The Maldivian Democratic Party (MDP) has asked Attorney-General Azima Shakoor to “come clean” over a US$10 million invoice from accountancy group Grant Thorton, contending that the charge was a result of the present government prematurely terminating its investigation.
In a statement released today, the MDP contested claims made by Attorney General Shakoor to local news outlets that her office received two invoices totalling US$358,000 and £4.6 million from Grant Thorton. Shakoor claimed that the charges were for legal advice provided to the MDP government, for which it had not even received a report.
She made the comments at a press conference held on Sunday after documents were leaked revealing that President Dr Mohamed Waheed’s government spent £75,000 (MVR 1.81 million) on advice from former UK Attorney General, Baroness Patricia Scotland, prompting opposition criticism against the spending.
She said similar legal advice had been sought previously and specifically pointed out the Grant Thorton agreement.
The ousted former President Mohamed Nasheed tasked the UK-based accountancy group to uncover large amounts of state funds allegedly embezzled during Former President Maumoon Abdul Gayoom’s 30 year-old rule, several of which were flagged in the state’s audit reports.
Attacking the attorney general’s claims, the MDP claimed that the terms of engagement contracted with the UK forensic investigators was “not on a contingent fee basis” and instead, government had agreed to pay the fee as a percentage of the proceeds of the stolen assets that were recovered.
“This type of fee was used because a fee-paying engagement would have been too expensive,” the MDP contended. “However, given that the firm was not charging any fees, the engagement letter that was signed between the GOM and GT included a penalty clause in the event the investigation was unreasonably stopped by the government.”
Under these circumstances, the party said, the penalty would include retroactive charges for the work done by the GT but also a fine for not proceeding towards a full recovery.
“Thus the invoice for the penalty fees was submitted to the government last month when the government decided to close the investigation rather than continue with the criminal and civil complaints that had been lodged in Singapore Courts,” the statement reads.
The MDP also contended the US$10 million penalty was a “small price” to pay in order to suspend the civil and criminal proceedings reportedly underway in Singapore over a suspected illegal oil trade worth US$800 million, which was allegedly undertaken by Abdulla Yameen – Gayoom’s half-brother – while he was the head of state-owned State Trading Organisation (STO). The scheme was alleged to involve the purchase of subsidised oil through the STO in Singapore, which was sold on through an entity called ‘Mocom Trading’ to the Burmese military junta, at a black market premium.
Yameen however has denied these allegations.
Nasheed’s Presidential Commission on corruption, which had been charged with investigating the STO case was disbanded – one of incoming President Dr Mohamed Waheed Hassan’s first acts in power.
Meanwhile, MDPs spokesperson for international affairs has also pointed out that Grant Thorton’s investigators have not submitted a full report because they might decide to litigate in UK courts to recover the US$10 million in penalty fees.
“I believe that GT has not submitted a full report on what it uncovered in stolen assets by the members of the dictatorship because they might want to litigate in UK courts to recover the penalty fees.
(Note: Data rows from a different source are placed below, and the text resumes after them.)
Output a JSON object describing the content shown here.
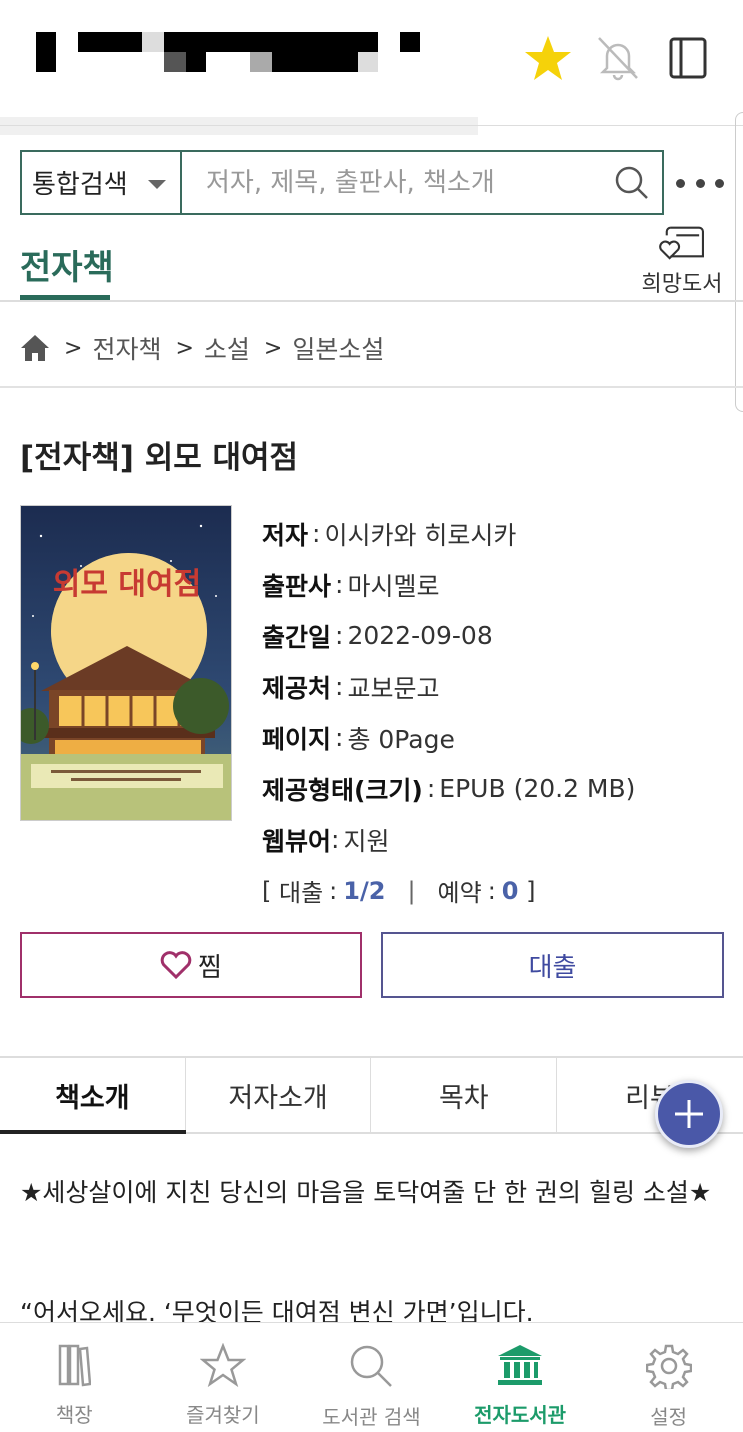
{
  "colors": {
    "accent_green": "#2a6b5a",
    "nav_active_green": "#1c9b6a",
    "star_yellow": "#f5d20a",
    "wish_border": "#a0306a",
    "loan_border": "#555590",
    "count_blue": "#4a62a8",
    "fab_blue": "#4a58a8"
  },
  "header": {
    "icons": [
      "star-icon",
      "bell-off-icon",
      "book-panel-icon"
    ]
  },
  "search": {
    "scope": "통합검색",
    "placeholder": "저자, 제목, 출판사, 책소개",
    "value": ""
  },
  "section": {
    "tab": "전자책",
    "wish_library_label": "희망도서"
  },
  "breadcrumb": {
    "items": [
      "전자책",
      "소설",
      "일본소설"
    ]
  },
  "book": {
    "title": "[전자책] 외모 대여점",
    "cover_title_text": "외모 대여점",
    "info": [
      {
        "key": "저자",
        "value": "이시카와 히로시카"
      },
      {
        "key": "출판사",
        "value": "마시멜로"
      },
      {
        "key": "출간일",
        "value": "2022-09-08"
      },
      {
        "key": "제공처",
        "value": "교보문고"
      },
      {
        "key": "페이지",
        "value": "총 0Page"
      },
      {
        "key": "제공형태(크기)",
        "value": "EPUB (20.2 MB)"
      },
      {
        "key": "웹뷰어",
        "value": "지원"
      }
    ],
    "loan_label": "대출",
    "loan_count": "1/2",
    "reserve_label": "예약",
    "reserve_count": "0"
  },
  "actions": {
    "wish_label": "찜",
    "loan_label": "대출"
  },
  "tabs": [
    "책소개",
    "저자소개",
    "목차",
    "리뷰"
  ],
  "intro": {
    "line1": "★세상살이에 지친 당신의 마음을 토닥여줄 단 한 권의 힐링 소설★",
    "line2": "“어서오세요. ‘무엇이든 대여점 변신 가면’입니다."
  },
  "bottom_nav": [
    {
      "label": "책장",
      "icon": "bookshelf-icon"
    },
    {
      "label": "즐겨찾기",
      "icon": "star-outline-icon"
    },
    {
      "label": "도서관 검색",
      "icon": "search-icon"
    },
    {
      "label": "전자도서관",
      "icon": "library-icon",
      "active": true
    },
    {
      "label": "설정",
      "icon": "gear-icon"
    }
  ]
}
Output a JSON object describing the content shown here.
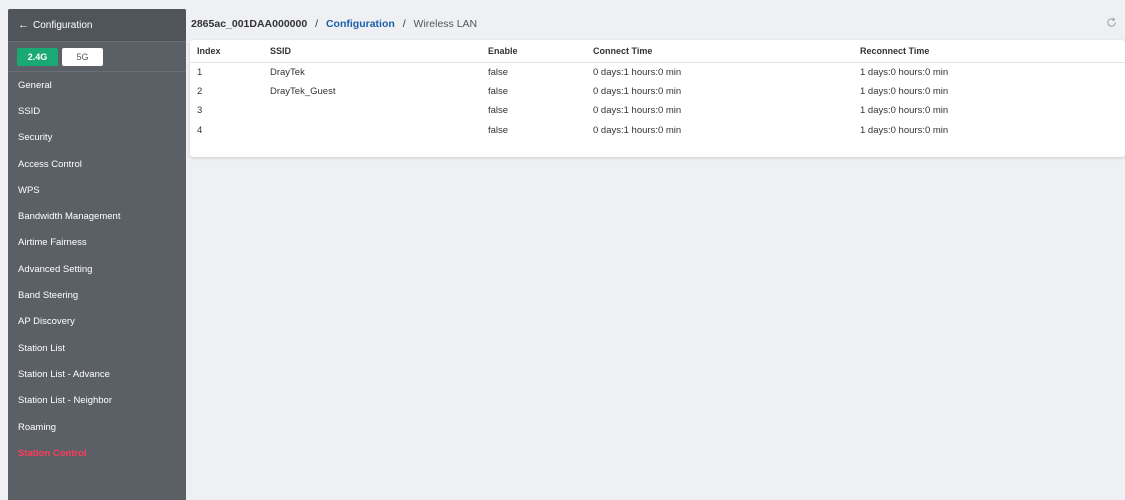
{
  "sidebar": {
    "back_label": "Configuration",
    "band_tabs": [
      {
        "label": "2.4G"
      },
      {
        "label": "5G"
      }
    ],
    "items": [
      {
        "label": "General"
      },
      {
        "label": "SSID"
      },
      {
        "label": "Security"
      },
      {
        "label": "Access Control"
      },
      {
        "label": "WPS"
      },
      {
        "label": "Bandwidth Management"
      },
      {
        "label": "Airtime Fairness"
      },
      {
        "label": "Advanced Setting"
      },
      {
        "label": "Band Steering"
      },
      {
        "label": "AP Discovery"
      },
      {
        "label": "Station List"
      },
      {
        "label": "Station List - Advance"
      },
      {
        "label": "Station List - Neighbor"
      },
      {
        "label": "Roaming"
      },
      {
        "label": "Station Control"
      }
    ],
    "active_item": "Station Control"
  },
  "breadcrumb": {
    "device": "2865ac_001DAA000000",
    "separator": "/",
    "section": "Configuration",
    "page": "Wireless LAN"
  },
  "table": {
    "headers": {
      "index": "Index",
      "ssid": "SSID",
      "enable": "Enable",
      "connect": "Connect Time",
      "reconnect": "Reconnect Time"
    },
    "rows": [
      {
        "index": "1",
        "ssid": "DrayTek",
        "enable": "false",
        "connect": "0 days:1 hours:0 min",
        "reconnect": "1 days:0 hours:0 min"
      },
      {
        "index": "2",
        "ssid": "DrayTek_Guest",
        "enable": "false",
        "connect": "0 days:1 hours:0 min",
        "reconnect": "1 days:0 hours:0 min"
      },
      {
        "index": "3",
        "ssid": "",
        "enable": "false",
        "connect": "0 days:1 hours:0 min",
        "reconnect": "1 days:0 hours:0 min"
      },
      {
        "index": "4",
        "ssid": "",
        "enable": "false",
        "connect": "0 days:1 hours:0 min",
        "reconnect": "1 days:0 hours:0 min"
      }
    ]
  },
  "icons": {
    "back": "arrow-left-icon",
    "refresh": "refresh-icon"
  },
  "colors": {
    "accent_green": "#1aa874",
    "active_red": "#ff3b5c",
    "sidebar_bg": "#5b6067",
    "link_blue": "#1a5fa8"
  }
}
Clearly, the work undertaken by GT revealed the illegal monies embezzled through the Mocom scam and the existence of secret offshore companies owned by members of the former dictatorship,” Hamid Abdul Ghafoor said in the statement.
“A criminal complaint was ready for filing in Singapore courts in February when the coup d’etat intervened,” he added, alleging that: “the old boys are back in power and the money swindling operations are ready to take off again.”
Following the controversial transfer of power on February 7, 2012 that saw the ousting of President Nasheed’s government, the case fell silent – despite the matter having been forwarded to the Prosecutor General’s office a week earlier, according to MDP.
However, the Prosecutor General Office confirmed the office had not received the illegal oil trade case for prosecution from the former government and therefore no one had been charged.
Attorney General Shakoor was not responding to calls at time of press.